# THE PROBLEM
Check every line of the data for the string "Bone" and copy the ones that have it.

[Records drawn from a dataset]
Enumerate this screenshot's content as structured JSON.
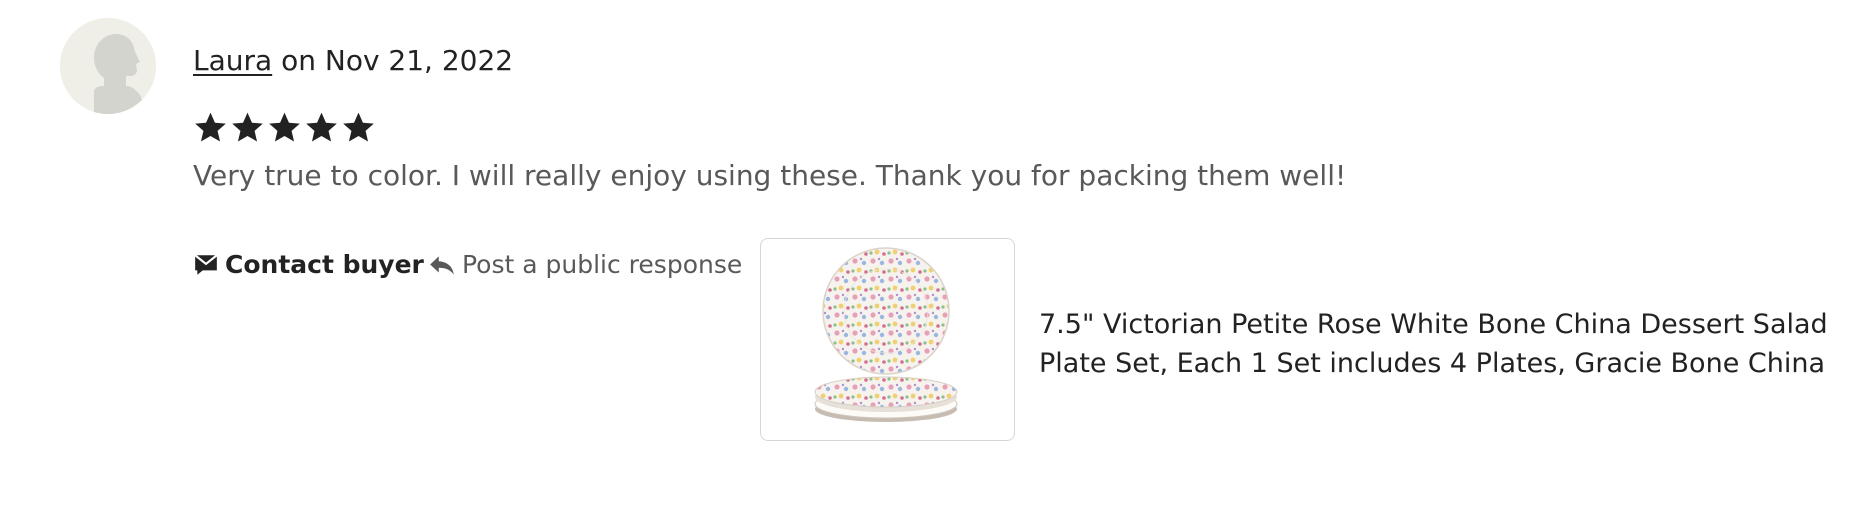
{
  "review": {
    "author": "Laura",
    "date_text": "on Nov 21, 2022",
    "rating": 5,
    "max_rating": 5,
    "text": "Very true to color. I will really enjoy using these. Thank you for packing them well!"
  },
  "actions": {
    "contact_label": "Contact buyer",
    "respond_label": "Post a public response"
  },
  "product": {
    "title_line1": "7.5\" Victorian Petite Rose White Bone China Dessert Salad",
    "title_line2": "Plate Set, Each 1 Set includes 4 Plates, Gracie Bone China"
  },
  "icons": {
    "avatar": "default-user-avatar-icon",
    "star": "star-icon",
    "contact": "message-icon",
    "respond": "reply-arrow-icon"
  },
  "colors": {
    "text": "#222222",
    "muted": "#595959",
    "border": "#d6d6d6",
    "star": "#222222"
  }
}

# WRITTEN ANSWER
    "title_line1": "7.5\" Victorian Petite Rose White Bone China Dessert Salad",
    "title_line2": "Plate Set, Each 1 Set includes 4 Plates, Gracie Bone China"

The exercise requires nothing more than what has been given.